Construction on the problem-plagued $1-billion project to build a new sewage treatment plant in North Vancouver has reportedly ground to a halt this week, as part of a contract dispute between Metro Vancouver and its primary contractor, Acciona.
Gears stopped turning on the massive infrastructure project this week after lead contractor Acciona Wastewater Solutions laid off a significant number of workers, leaving only a skeleton crew.
Sources told the North Shore News that Acciona has laid off more than 200 workers on the site in recent months, with the latest round of layoffs this week.
Work at the site was shut down on Wednesday, they said.
Metro Vancouver Commissioner and CAO Jerry Dobrovolny said in a statement the government had learned on Wednesday “without notice” that Acciona had “significantly reduced staff working on the project.”
Sources told the North Shore News that Acciona indicated this week it had not been paid amounts owed by Metro Vancouver under its contract.
In response, Dobrovolny said the contractor has “fallen behind meeting key milestones,” which are reviewed by an independent party.
“At this point, Acciona Wastewater Solutions LP has not earned additional payment.
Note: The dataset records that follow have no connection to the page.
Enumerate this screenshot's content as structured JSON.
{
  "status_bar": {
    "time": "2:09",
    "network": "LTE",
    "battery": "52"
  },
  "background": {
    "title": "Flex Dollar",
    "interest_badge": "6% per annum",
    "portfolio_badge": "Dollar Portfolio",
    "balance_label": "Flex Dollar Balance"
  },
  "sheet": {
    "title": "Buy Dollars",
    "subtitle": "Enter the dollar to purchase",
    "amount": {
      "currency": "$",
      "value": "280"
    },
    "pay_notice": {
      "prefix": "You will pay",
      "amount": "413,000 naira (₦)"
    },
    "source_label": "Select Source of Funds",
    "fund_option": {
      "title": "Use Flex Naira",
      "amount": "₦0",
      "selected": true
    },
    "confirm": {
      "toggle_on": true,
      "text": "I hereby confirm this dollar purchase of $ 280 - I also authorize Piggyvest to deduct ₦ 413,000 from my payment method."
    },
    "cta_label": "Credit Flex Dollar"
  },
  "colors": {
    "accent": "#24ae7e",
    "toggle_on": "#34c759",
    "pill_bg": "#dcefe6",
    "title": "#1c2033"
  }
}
We have made an effort to work together, but we expect them to honour all of the contract obligations,” he said Thursday. “Given they are years behind schedule for this project, we expect them to be increasing their efforts on site, not reducing them as we saw yesterday,” he said Thursday.
The contract to build the treatment plant was reopened in 2019 to give the company two and a half more years to complete the project, Dobrovolny stated. Under the current contract, Acciona is supposed to complete the project by the end of 2023.
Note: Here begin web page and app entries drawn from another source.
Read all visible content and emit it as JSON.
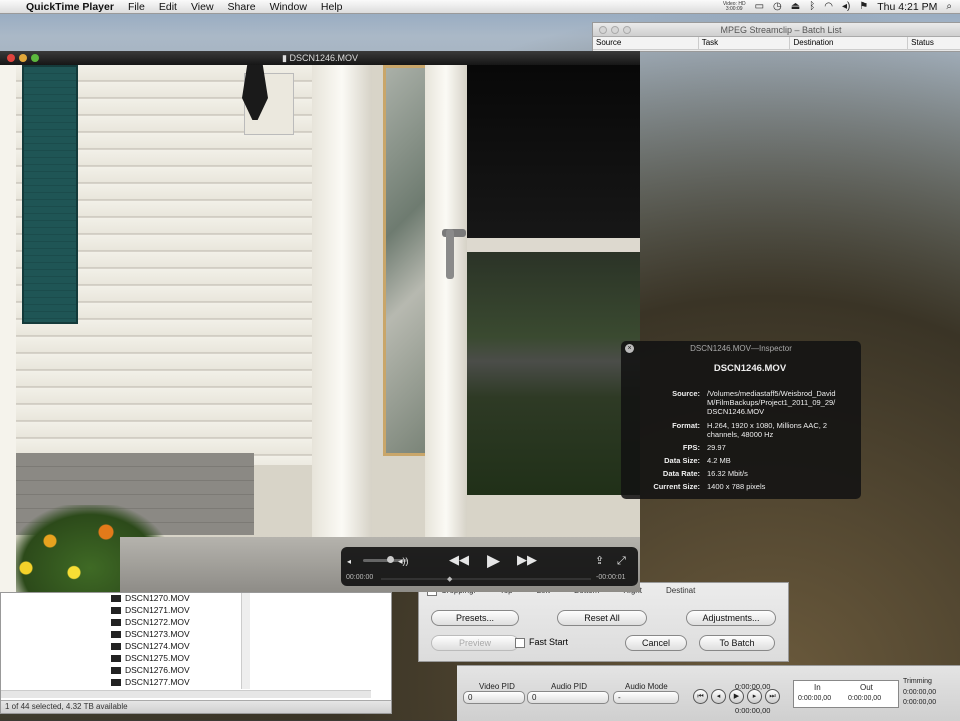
{
  "menubar": {
    "app": "QuickTime Player",
    "menus": [
      "File",
      "Edit",
      "View",
      "Share",
      "Window",
      "Help"
    ],
    "drive_top": "Video: HD",
    "drive_bottom": "3:00:09",
    "clock": "Thu 4:21 PM"
  },
  "batch_list": {
    "title": "MPEG Streamclip – Batch List",
    "columns": [
      "Source",
      "Task",
      "Destination",
      "Status"
    ]
  },
  "qt_window": {
    "title": "DSCN1246.MOV"
  },
  "inspector": {
    "header": "DSCN1246.MOV—Inspector",
    "close": "×",
    "filename": "DSCN1246.MOV",
    "rows": [
      {
        "k": "Source:",
        "v": "/Volumes/mediastaff5/Weisbrod_David M/FilmBackups/Project1_2011_09_29/ DSCN1246.MOV"
      },
      {
        "k": "Format:",
        "v": "H.264, 1920 x 1080, Millions AAC, 2 channels, 48000 Hz"
      },
      {
        "k": "FPS:",
        "v": "29.97"
      },
      {
        "k": "Data Size:",
        "v": "4.2 MB"
      },
      {
        "k": "Data Rate:",
        "v": "16.32 Mbit/s"
      },
      {
        "k": "Current Size:",
        "v": "1400 x 788 pixels"
      }
    ]
  },
  "hud": {
    "time_elapsed": "00:00:00",
    "time_remaining": "-00:00:01",
    "rewind": "◀◀",
    "play": "▶",
    "forward": "▶▶",
    "volume_low": "◂",
    "volume_high": "◂))",
    "share": "⇪",
    "fullscreen": "⤢",
    "playhead": "◆"
  },
  "export": {
    "cropping": "Cropping:",
    "crop_fields": [
      "Top",
      "Left",
      "Bottom",
      "Right",
      "Destinat"
    ],
    "presets": "Presets...",
    "reset_all": "Reset All",
    "adjustments": "Adjustments...",
    "preview": "Preview",
    "fast_start": "Fast Start",
    "cancel": "Cancel",
    "to_batch": "To Batch"
  },
  "files": {
    "items": [
      "DSCN1270.MOV",
      "DSCN1271.MOV",
      "DSCN1272.MOV",
      "DSCN1273.MOV",
      "DSCN1274.MOV",
      "DSCN1275.MOV",
      "DSCN1276.MOV",
      "DSCN1277.MOV"
    ],
    "status": "1 of 44 selected, 4.32 TB available"
  },
  "stream_panel": {
    "video_pid": "Video PID",
    "audio_pid": "Audio PID",
    "audio_mode": "Audio Mode",
    "video_val": "0",
    "audio_val": "0",
    "mode_val": "-",
    "tc_top": "0:00:00,00",
    "tc_bottom": "0:00:00,00",
    "in": "In",
    "out": "Out",
    "in_val": "0:00:00,00",
    "out_val": "0:00:00,00",
    "trimming": "Trimming",
    "trim_val1": "0:00:00,00",
    "trim_val2": "0:00:00,00"
  }
}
Dobrovolny added Metro Vancouver is now “actively assessing our options for how to proceed.”
Nobody from Acciona was immediately available to comment on the situation.
The construction of the treatment plant on McKeen Avenue in North Vancouver is already years behind schedule and millions of dollars over its original budget.
Just days before work stopped, Cheryl Nelms, general manager of project delivery for Metro Vancouver, and Dobrovolny gave an update on the project to local governments on the North Shore that hinted at possible problems.
Nelms said in a presentation to District of North Vancouver council the small size of the site, proximity to the waterfront and railroads, along with an “aggressive” construction schedule had “created some challenges for the contractor to be able to meet.”
“It’s a very large project. It's a very complex project. It's a difficult project to construct. And the contractor is definitely having difficulties,” Dobrovolny said in the meeting Monday night. “As you know, the project is significantly behind schedule and over budget. And we're working hard to try to resolve the issues with the contractor. And those negotiations, discussions continue.”
In March, Metro Vancouver released costs that put revised estimates for the project cost at $1.058 billion - over $100 million more than the previous cost estimate that had pegged the project cost at $882 million.
Originally, the sewage plant was supposed to be operational by December 2020 in order to comply with federal requirements to provide secondary treatment. Now, however, the project isn't expected to be finished until 2024.
After public pressure from environmental advocates, the design of the plant was changed in 2019 to enable tertiary sewage treatment, adding $29 million to the project budget, then estimated at $778 million.
Cost increases are due to several factors, which have included geotechnical complications with soils on the site, said Dobrovolny at the time.
In April 2019 the District of North Vancouver slapped a stop-work order on the site after Acciona terminated one of its leading geotechnical engineering contractors, Tetra Tech. That resulted in Tetra Tech filing a $20-million lawsuit. Soil conditions on the site were a part of that dispute.
Since then, COVID has added another layer of challenges with slowdowns in supplies and requirements for additional on-site protocols.
Construction on the project was initially supposed to start in 2014, but didn't get underway until 2018.
The cost also includes preliminary design for decommissioning the site of the existing sewage treatment plant next to the Lions Gate Bridge and turning that over to the Squamish Nation.
The debate over replacement of the aging current Lions Gate primary treatment plant goes back many years.
For decades, the approximately 31-billion litres of waste being flushed into Burrard Inlet has been treated to only a very basic "primary" level – which essentially involves taking out the biggest "solids" through mechanical processes. In 2012, new federal government regulations spelled out secondary treatment – which adds bacteriological breakdown of waste – as the minimum standard required for sewage treatment, and set a deadline of December 2020 by which older plants had to be upgraded.
The tertiary system now being built on the North Shore is the same as the $775-million tertiary system recently completed in Victoria's Capital Regional District after four years of construction.
District of North Vancouver Mayor Mike Little, who sits on Metro Vancouver’s liquid waste committee, applauded that approach on Monday, but added it makes construction more complex.
“These are incredibly complex projects. And the way we've done them in the past is no longer acceptable …” said Little. “And so we've made a commitment as a society to build a more complex process, one that will have less detrimental effect to the ecological environment in the area. But it does mean that it's a very complex facility to construct.”